Without including any pictures, return the records below exactly as written.

Source data
※ ※ ※

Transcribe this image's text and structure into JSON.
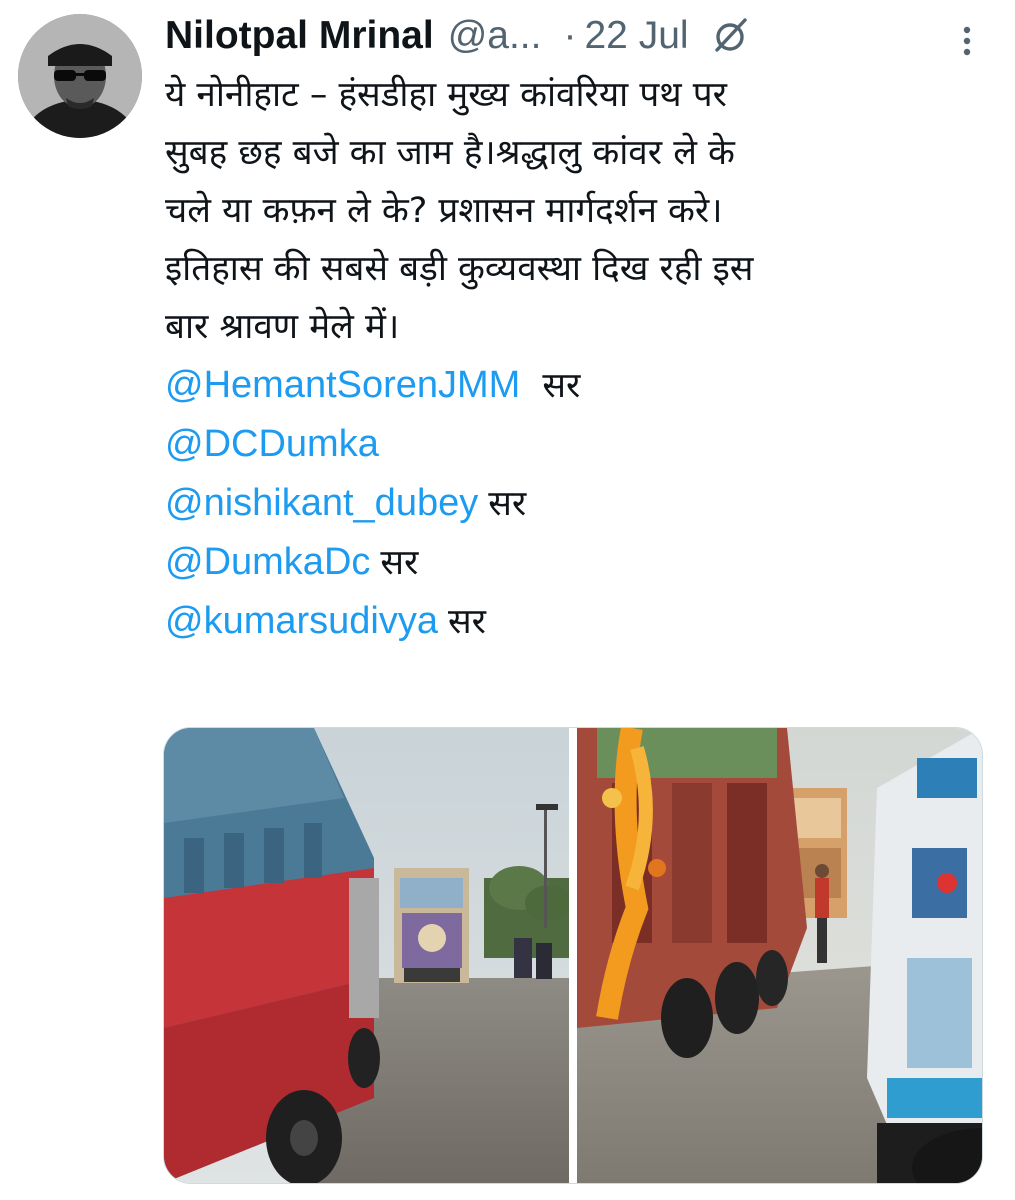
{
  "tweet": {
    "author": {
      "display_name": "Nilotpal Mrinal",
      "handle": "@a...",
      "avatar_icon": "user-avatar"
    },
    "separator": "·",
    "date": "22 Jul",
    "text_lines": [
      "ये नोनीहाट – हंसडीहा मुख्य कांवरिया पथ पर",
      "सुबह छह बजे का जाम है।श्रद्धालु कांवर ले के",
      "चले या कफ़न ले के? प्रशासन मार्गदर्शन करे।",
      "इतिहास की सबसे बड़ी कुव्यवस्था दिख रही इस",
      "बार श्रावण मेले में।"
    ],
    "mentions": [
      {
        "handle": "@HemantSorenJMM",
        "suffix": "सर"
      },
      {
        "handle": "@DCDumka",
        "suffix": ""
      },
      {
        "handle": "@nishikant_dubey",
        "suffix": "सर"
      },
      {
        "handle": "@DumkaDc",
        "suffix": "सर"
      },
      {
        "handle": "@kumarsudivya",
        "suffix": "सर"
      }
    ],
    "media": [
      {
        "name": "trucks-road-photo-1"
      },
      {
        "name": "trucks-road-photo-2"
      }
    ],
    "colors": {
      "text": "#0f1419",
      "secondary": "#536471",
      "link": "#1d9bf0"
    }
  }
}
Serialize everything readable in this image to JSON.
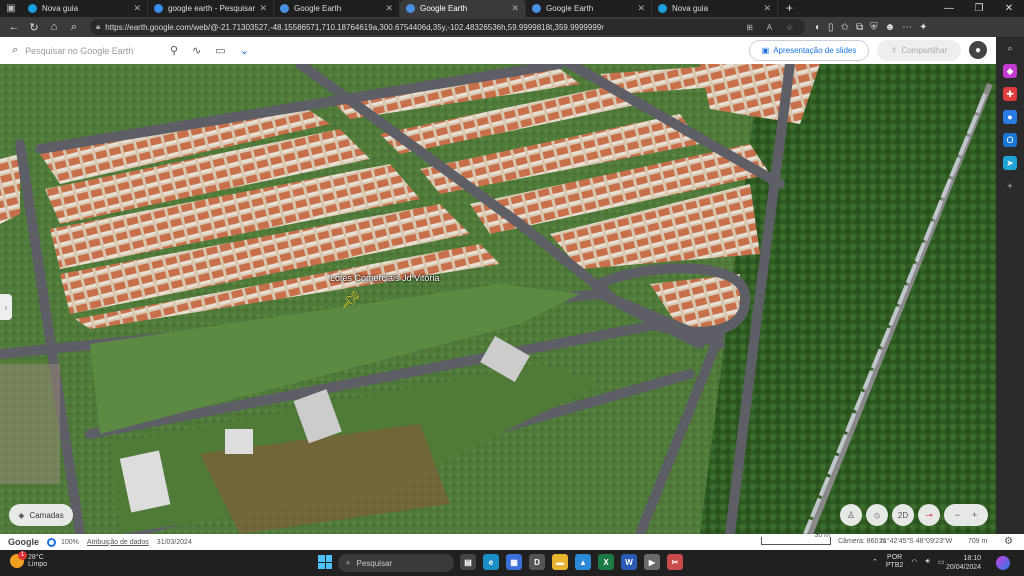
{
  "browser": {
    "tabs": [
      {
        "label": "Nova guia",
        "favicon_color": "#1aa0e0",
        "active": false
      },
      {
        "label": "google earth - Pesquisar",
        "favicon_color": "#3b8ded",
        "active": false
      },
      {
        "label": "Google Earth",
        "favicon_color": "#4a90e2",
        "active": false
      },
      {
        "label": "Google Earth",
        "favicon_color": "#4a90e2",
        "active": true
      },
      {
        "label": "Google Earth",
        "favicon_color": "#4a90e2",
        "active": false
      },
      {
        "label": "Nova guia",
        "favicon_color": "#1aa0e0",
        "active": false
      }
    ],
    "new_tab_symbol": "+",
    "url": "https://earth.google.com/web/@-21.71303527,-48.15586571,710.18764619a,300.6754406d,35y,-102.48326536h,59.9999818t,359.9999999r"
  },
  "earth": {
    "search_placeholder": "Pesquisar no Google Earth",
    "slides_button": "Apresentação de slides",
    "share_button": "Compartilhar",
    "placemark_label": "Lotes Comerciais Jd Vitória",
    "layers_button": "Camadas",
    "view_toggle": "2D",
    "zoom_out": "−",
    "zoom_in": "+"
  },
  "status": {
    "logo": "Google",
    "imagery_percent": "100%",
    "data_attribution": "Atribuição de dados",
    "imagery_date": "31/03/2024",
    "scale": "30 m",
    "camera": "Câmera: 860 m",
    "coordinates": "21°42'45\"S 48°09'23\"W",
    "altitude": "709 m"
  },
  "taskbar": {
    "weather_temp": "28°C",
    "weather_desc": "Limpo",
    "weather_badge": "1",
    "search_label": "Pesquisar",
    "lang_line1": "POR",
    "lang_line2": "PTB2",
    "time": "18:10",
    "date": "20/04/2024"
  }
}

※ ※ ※

» **Response to the task**:
Transcribe this image's text and structure into JSON.
{
  "tweet": {
    "author": {
      "display_name": "Nilotpal Mrinal",
      "handle": "@a...",
      "avatar_icon": "user-avatar"
    },
    "separator": "·",
    "date": "22 Jul",
    "text_lines": [
      "ये नोनीहाट – हंसडीहा मुख्य कांवरिया पथ पर",
      "सुबह छह बजे का जाम है।श्रद्धालु कांवर ले के",
      "चले या कफ़न ले के? प्रशासन मार्गदर्शन करे।",
      "इतिहास की सबसे बड़ी कुव्यवस्था दिख रही इस",
      "बार श्रावण मेले में।"
    ],
    "mentions": [
      {
        "handle": "@HemantSorenJMM",
        "suffix": "सर"
      },
      {
        "handle": "@DCDumka",
        "suffix": ""
      },
      {
        "handle": "@nishikant_dubey",
        "suffix": "सर"
      },
      {
        "handle": "@DumkaDc",
        "suffix": "सर"
      },
      {
        "handle": "@kumarsudivya",
        "suffix": "सर"
      }
    ],
    "media": [
      {
        "name": "trucks-road-photo-1"
      },
      {
        "name": "trucks-road-photo-2"
      }
    ],
    "colors": {
      "text": "#0f1419",
      "secondary": "#536471",
      "link": "#1d9bf0"
    }
  }
}
Serialize everything readable in this image to JSON.
{
  "browser": {
    "tabs": [
      {
        "label": "Nova guia",
        "favicon_color": "#1aa0e0",
        "active": false
      },
      {
        "label": "google earth - Pesquisar",
        "favicon_color": "#3b8ded",
        "active": false
      },
      {
        "label": "Google Earth",
        "favicon_color": "#4a90e2",
        "active": false
      },
      {
        "label": "Google Earth",
        "favicon_color": "#4a90e2",
        "active": true
      },
      {
        "label": "Google Earth",
        "favicon_color": "#4a90e2",
        "active": false
      },
      {
        "label": "Nova guia",
        "favicon_color": "#1aa0e0",
        "active": false
      }
    ],
    "new_tab_symbol": "+",
    "url": "https://earth.google.com/web/@-21.71303527,-48.15586571,710.18764619a,300.6754406d,35y,-102.48326536h,59.9999818t,359.9999999r"
  },
  "earth": {
    "search_placeholder": "Pesquisar no Google Earth",
    "slides_button": "Apresentação de slides",
    "share_button": "Compartilhar",
    "placemark_label": "Lotes Comerciais Jd Vitória",
    "layers_button": "Camadas",
    "view_toggle": "2D",
    "zoom_out": "−",
    "zoom_in": "+"
  },
  "status": {
    "logo": "Google",
    "imagery_percent": "100%",
    "data_attribution": "Atribuição de dados",
    "imagery_date": "31/03/2024",
    "scale": "30 m",
    "camera": "Câmera: 860 m",
    "coordinates": "21°42'45\"S 48°09'23\"W",
    "altitude": "709 m"
  },
  "taskbar": {
    "weather_temp": "28°C",
    "weather_desc": "Limpo",
    "weather_badge": "1",
    "search_label": "Pesquisar",
    "lang_line1": "POR",
    "lang_line2": "PTB2",
    "time": "18:10",
    "date": "20/04/2024"
  }
}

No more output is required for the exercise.